For decades, prenatal screening and genetic testing strategies were limited, requiring less complex decisions. Recently, however, several new advanced technologies were introduced, including chromosomal microarray analysis (CMA) and non-invasive prenatal screening (NIPS), bringing about the need to choose the most appropriate testing for each pregnancy. A worrisome issue is that opposed to the wide implementation and debates over public funding of NIPS, currently invasive testing is still recommended only in selected pregnancies with increased risk for chromosomal aberrations (according to screening tests or sonographic anomalies). This current decision-making regarding public funding for invasive and screening testing might compromise informed consent and patient's autonomy. In this manuscript, we compare several characteristics of CMA vs. NIPS, namely: the accuracy and the diagnostic scope, the risks for miscarriage and for clinically uncertain findings, the timing for testing, and pretest counselling. We argue that it must be recognized that one size might not fit all, and suggest that both options should be presented to all couples through early genetic counseling, with public funding for the specific selected test.

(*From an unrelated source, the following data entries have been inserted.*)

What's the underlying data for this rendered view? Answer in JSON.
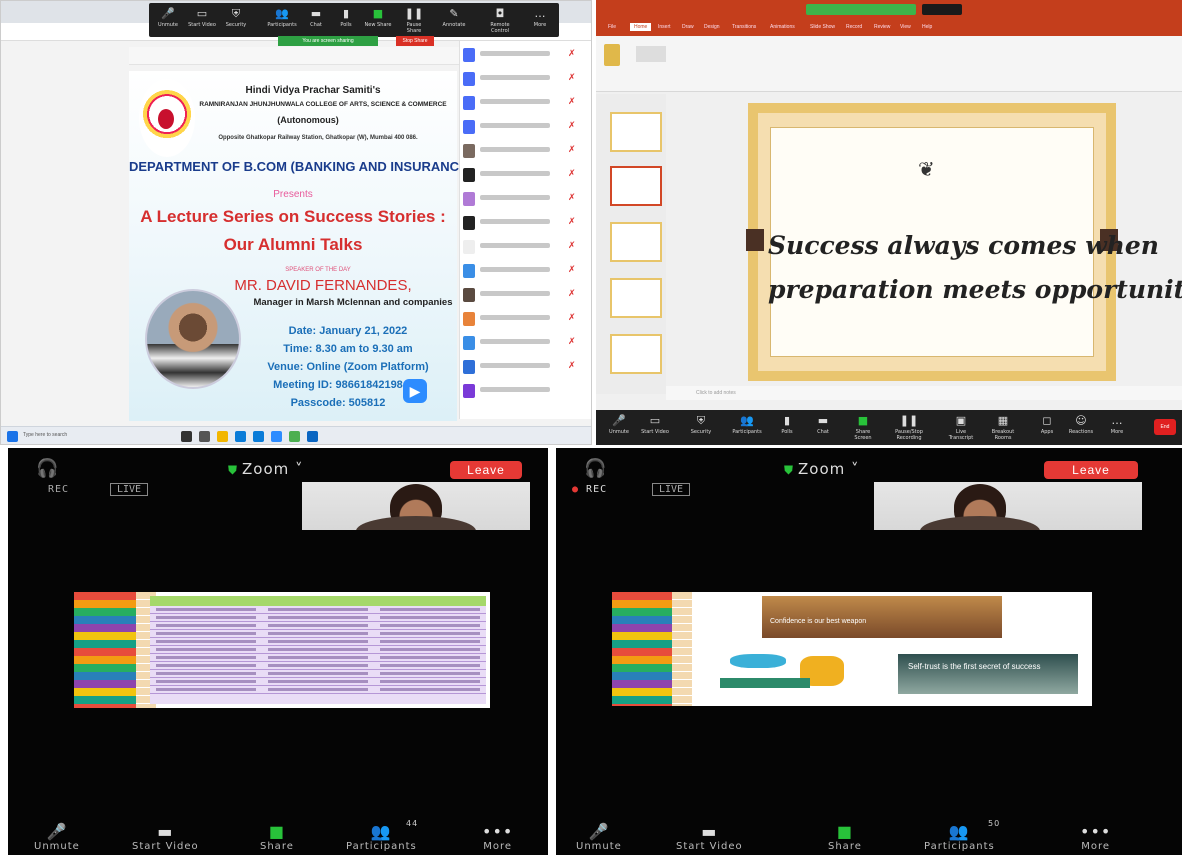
{
  "top_left": {
    "zoom_toolbar": [
      "Unmute",
      "Start Video",
      "Security",
      "Participants",
      "Chat",
      "Polls",
      "New Share",
      "Pause Share",
      "Annotate",
      "Remote Control",
      "More"
    ],
    "sharing_flag": "You are screen sharing",
    "stop_share": "Stop Share",
    "poster": {
      "org": "Hindi Vidya Prachar Samiti's",
      "college": "RAMNIRANJAN JHUNJHUNWALA COLLEGE OF ARTS, SCIENCE & COMMERCE",
      "autonomous": "(Autonomous)",
      "address": "Opposite Ghatkopar Railway Station, Ghatkopar (W), Mumbai 400 086.",
      "department": "DEPARTMENT OF B.COM (BANKING AND INSURANCE)",
      "presents": "Presents",
      "title_line1": "A Lecture Series on Success Stories :",
      "title_line2": "Our Alumni Talks",
      "speaker_label": "SPEAKER OF THE DAY",
      "speaker_name": "MR. DAVID FERNANDES,",
      "speaker_role": "Manager in Marsh Mclennan and companies",
      "date": "Date: January 21, 2022",
      "time": "Time: 8.30 am to 9.30 am",
      "venue": "Venue: Online (Zoom Platform)",
      "meeting_id": "Meeting ID: 98661842198",
      "passcode": "Passcode: 505812"
    },
    "taskbar_search": "Type here to search"
  },
  "top_right": {
    "ribbon_tabs": [
      "File",
      "Home",
      "Insert",
      "Draw",
      "Design",
      "Transitions",
      "Animations",
      "Slide Show",
      "Record",
      "Review",
      "View",
      "Help"
    ],
    "slide_quote_line1": "Success always comes when",
    "slide_quote_line2": "preparation meets opportunity!!",
    "notes_placeholder": "Click to add notes",
    "zoom_toolbar": [
      "Unmute",
      "Start Video",
      "Security",
      "Participants",
      "Polls",
      "Chat",
      "Share Screen",
      "Pause/Stop Recording",
      "Live Transcript",
      "Breakout Rooms",
      "Apps",
      "Reactions",
      "More"
    ],
    "end_label": "End"
  },
  "phone_left": {
    "zoom": "Zoom",
    "leave": "Leave",
    "rec": "REC",
    "live": "LIVE",
    "controls": [
      "Unmute",
      "Start Video",
      "Share",
      "Participants",
      "More"
    ],
    "participant_count": "44"
  },
  "phone_right": {
    "zoom": "Zoom",
    "leave": "Leave",
    "rec": "REC",
    "live": "LIVE",
    "slide_text1": "Confidence is our best weapon",
    "slide_text2": "Self-trust is the first secret of success",
    "controls": [
      "Unmute",
      "Start Video",
      "Share",
      "Participants",
      "More"
    ],
    "participant_count": "50"
  }
}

- chromosomal microarray analysis
- non-invasive prenatal screening
- prenatal diagnosis
- prenatal screening